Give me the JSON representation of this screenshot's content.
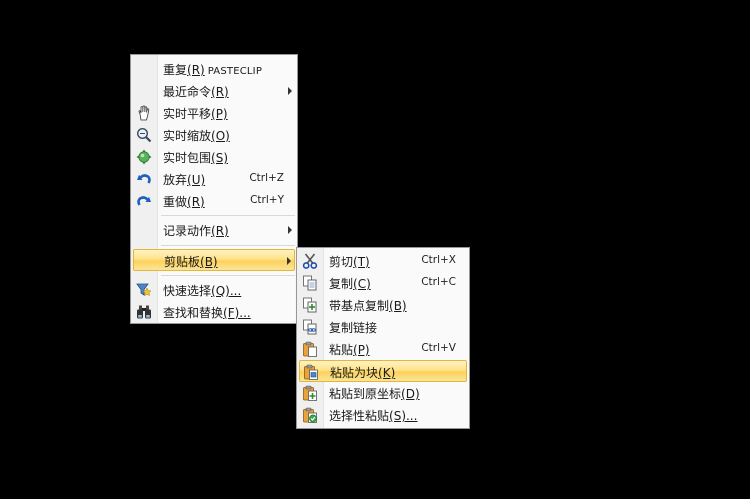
{
  "main_menu": {
    "items": [
      {
        "label": "重复",
        "accel": "(R)",
        "suffix": "PASTECLIP",
        "shortcut": "",
        "submenu": false
      },
      {
        "label": "最近命令",
        "accel": "(R)",
        "suffix": "",
        "shortcut": "",
        "submenu": true
      },
      {
        "label": "实时平移",
        "accel": "(P)",
        "suffix": "",
        "shortcut": "",
        "submenu": false
      },
      {
        "label": "实时缩放",
        "accel": "(O)",
        "suffix": "",
        "shortcut": "",
        "submenu": false
      },
      {
        "label": "实时包围",
        "accel": "(S)",
        "suffix": "",
        "shortcut": "",
        "submenu": false
      },
      {
        "label": "放弃",
        "accel": "(U)",
        "suffix": "",
        "shortcut": "Ctrl+Z",
        "submenu": false
      },
      {
        "label": "重做",
        "accel": "(R)",
        "suffix": "",
        "shortcut": "Ctrl+Y",
        "submenu": false
      },
      {
        "label": "记录动作",
        "accel": "(R)",
        "suffix": "",
        "shortcut": "",
        "submenu": true
      },
      {
        "label": "剪贴板",
        "accel": "(B)",
        "suffix": "",
        "shortcut": "",
        "submenu": true
      },
      {
        "label": "快速选择",
        "accel": "(Q)...",
        "suffix": "",
        "shortcut": "",
        "submenu": false
      },
      {
        "label": "查找和替换",
        "accel": "(F)...",
        "suffix": "",
        "shortcut": "",
        "submenu": false
      }
    ]
  },
  "clipboard_submenu": {
    "items": [
      {
        "label": "剪切",
        "accel": "(T)",
        "shortcut": "Ctrl+X"
      },
      {
        "label": "复制",
        "accel": "(C)",
        "shortcut": "Ctrl+C"
      },
      {
        "label": "带基点复制",
        "accel": "(B)",
        "shortcut": ""
      },
      {
        "label": "复制链接",
        "accel": "",
        "shortcut": ""
      },
      {
        "label": "粘贴",
        "accel": "(P)",
        "shortcut": "Ctrl+V"
      },
      {
        "label": "粘贴为块",
        "accel": "(K)",
        "shortcut": ""
      },
      {
        "label": "粘贴到原坐标",
        "accel": "(D)",
        "shortcut": ""
      },
      {
        "label": "选择性粘贴",
        "accel": "(S)...",
        "shortcut": ""
      }
    ]
  },
  "colors": {
    "highlight": "#fcd25a",
    "highlight_border": "#e5b53c",
    "menu_bg": "#fafafa",
    "gutter_bg": "#f0f0f0",
    "background": "#000000"
  }
}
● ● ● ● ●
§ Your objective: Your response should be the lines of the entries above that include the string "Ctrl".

§ Completed exercise:
        "shortcut": "Ctrl+Z",
        "shortcut": "Ctrl+Y",
        "shortcut": "Ctrl+X"
        "shortcut": "Ctrl+C"
        "shortcut": "Ctrl+V"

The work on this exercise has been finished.